This interface has made our lives easier in the sense that there is a seamless flow of transactions ruling out the need to add a beneficiary, no wallet loading and OTP. Transfer of money has become convenient with just a phone number or a UPI ID as well as real time bank to bank payments.
Existing services like PayPal, require the user to add the credit card or debit card. It also involves additional steps to send money to a person. On top of it as on date, the services charge anywhere between 2% to 5% for the services offered. However, UPI money transfers are quick, seamless, easy and without any service charge.
How reliable is India’s digital payments ecosystem in terms of security?
I believe that with simplicity comes more responsibility. Because it is so easy to send money between two phone numbers. Thus, it becomes more important to prevent users from getting scammed. The security in the system’s back-end infrastructure is good. However, psychological security is required with lesser number of steps and an increasing number of first-time users. The social engineering aspects are at the vanguard with respect to security.
What do you think are the primary reasons for any shortcomings in India’s payments ecosystem?
There are a few shortcomings in the payments ecosystem in India due to lack of awareness for peer-to-peer transfers. The government must educate users at the grassroots level. ‘Know before you send money’ is the need of the hour. The system also lacks centralised fraud database like the one TrustCheckr is developing.
As per your report on UPI Fraud Distribution, why do you think that the majority of the fraud is concentrated in the regions that it is?
Our findings pointed out to frauds majorly concentrated in some regions on account of unemployment of the locals and easy availability of sim cards. Interestingly, our recent customer feedback revealed that many employees of scam call centres earned up around INR 60,000 to INR 70,000 every month. These scam call centres are creating more scammers. These scammers earn double the amount of what they may have earned had they gone to ordinary jobs. The lure of more money has made these scams as their livelihood. There is a definite scammer creation process happening across multiple cities in India and the trend is here to stay.
What are your views on people committing UPI fraud in the name of charity, donations, medical aid and so on during this devastating second wave of the pandemic?
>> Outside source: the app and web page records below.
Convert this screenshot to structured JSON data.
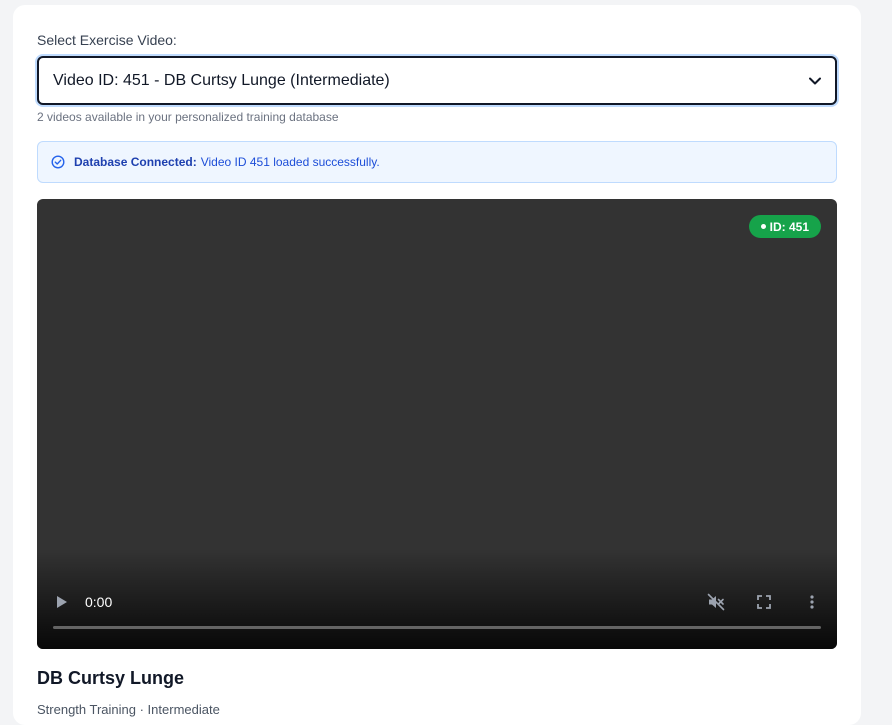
{
  "selector": {
    "label": "Select Exercise Video:",
    "selected": "Video ID: 451 - DB Curtsy Lunge (Intermediate)",
    "hint": "2 videos available in your personalized training database"
  },
  "alert": {
    "strong": "Database Connected:",
    "message": "Video ID 451 loaded successfully."
  },
  "video": {
    "badge": "ID: 451",
    "time": "0:00",
    "progress_fraction": 0
  },
  "exercise": {
    "title": "DB Curtsy Lunge",
    "subtitle": "Strength Training · Intermediate"
  },
  "colors": {
    "accent": "#2563eb",
    "badge_green": "#16a34a",
    "alert_bg": "#eff6ff"
  }
}
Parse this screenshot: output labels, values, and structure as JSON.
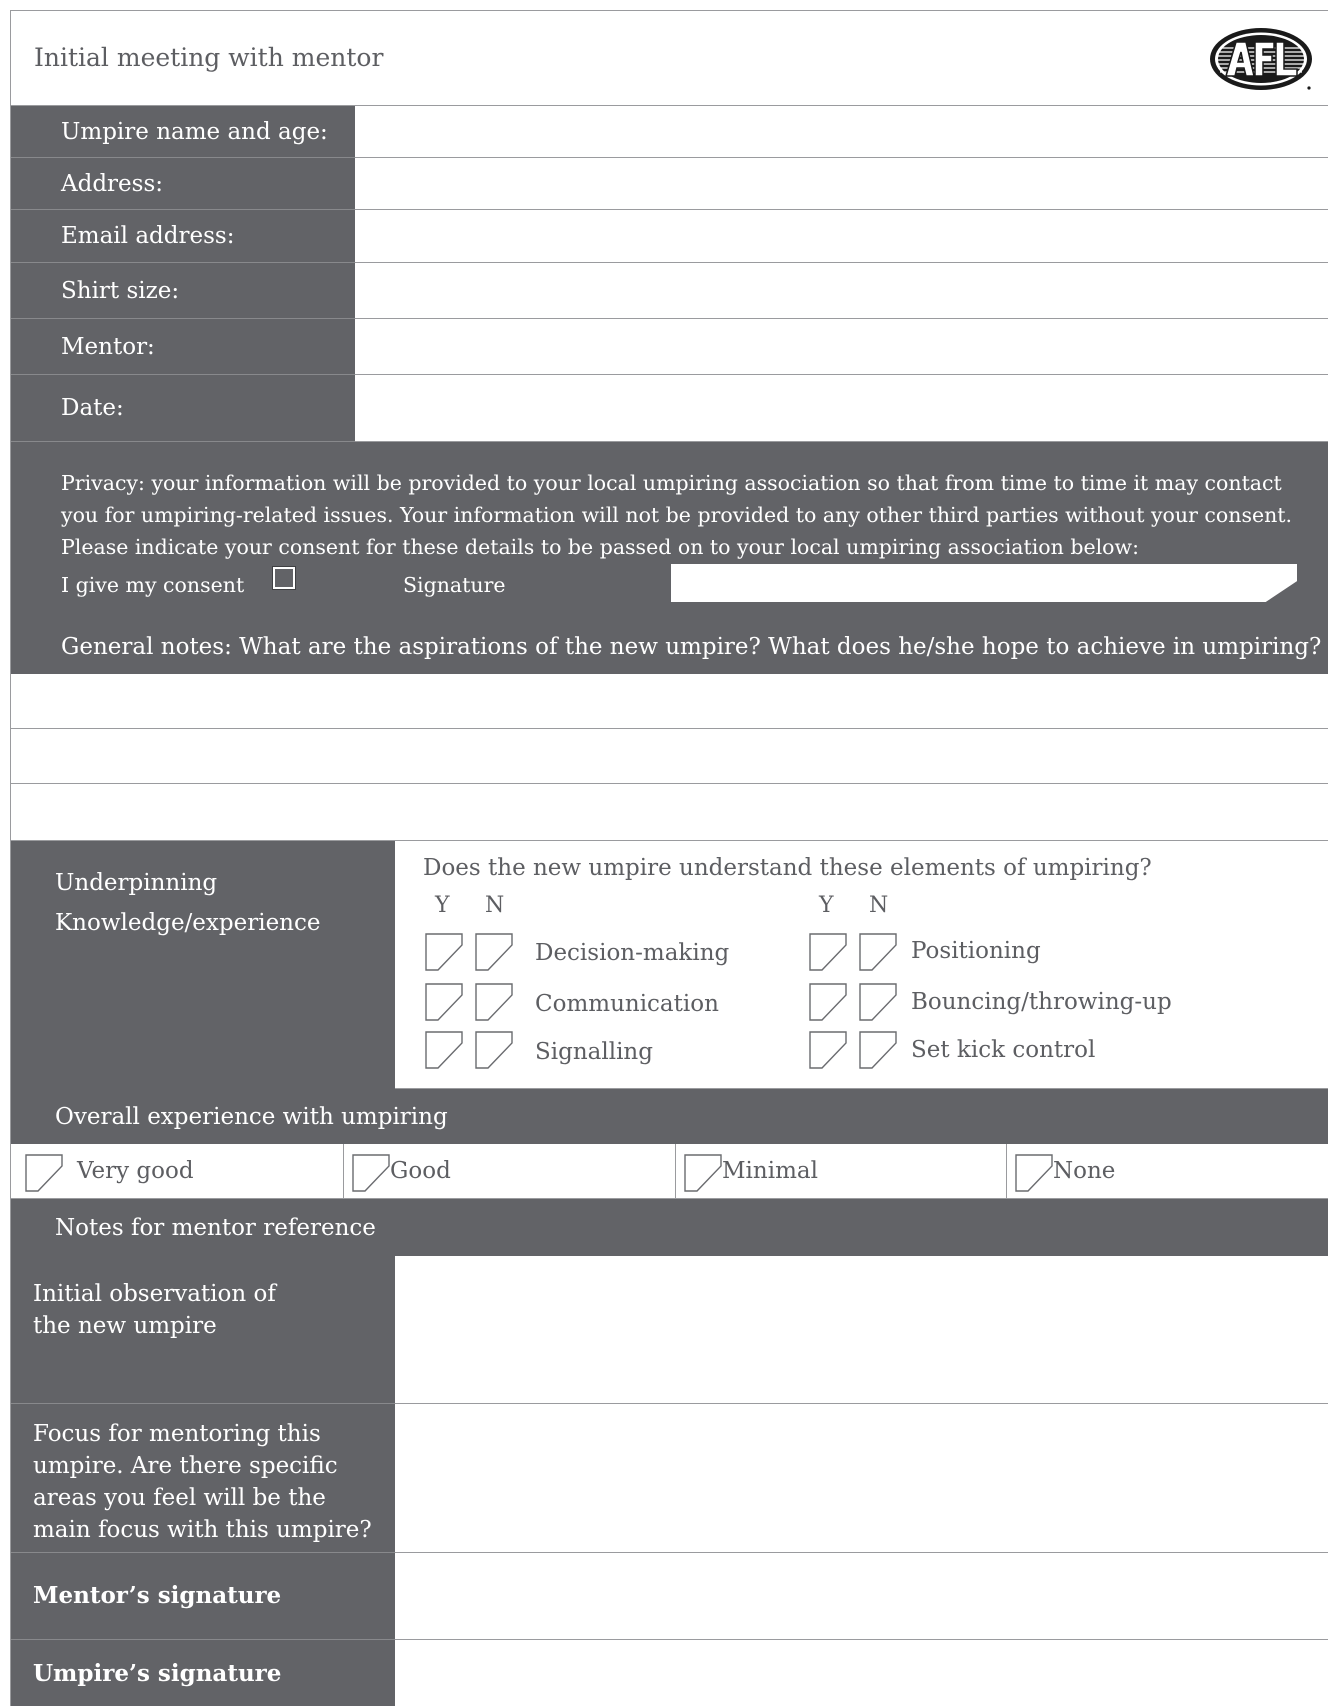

Undoubtedly, many dubious people have taken advantage of the current pandemic situation and high sympathy wave. There is a 200% increase in number of COVID-19 related scams, majority of which are pertaining to medical aid including oxygen cylinders and medicines as well as fake vaccination registration. We advise the public against paying an advance before getting the product in hand.
Are there any policy changes that can be done to prevent or reduce the threat of these UPI fraudsters?
Perhaps, the government can come up with an escrow account methodology to prevent scams of high value transactions. Also, we must learn to ‘Doubt the default!’. Always think twice before you send money to strangers. You might want to check their authenticity on TrustCheckr once before sending money to strangers
What is the role of TrustCheckr in mitigating UPI and Digital Payments’ fraud across industries? Is the company targeting any specific industry or market?
We have a website wherein people can come and report scammers or fraudsters. This data will help others in the community when they are searching for similar numbers to get the service. We urge the users to report scammers as and when they come across them.
TrustCheckr has also launched a unique social scanning technology called the Phone Risk Scoring Module. We provide the risk score on the phone numbers to the businesses to be safe and secure. We are targeting FinTechs, payment companies and rental economies to begin with.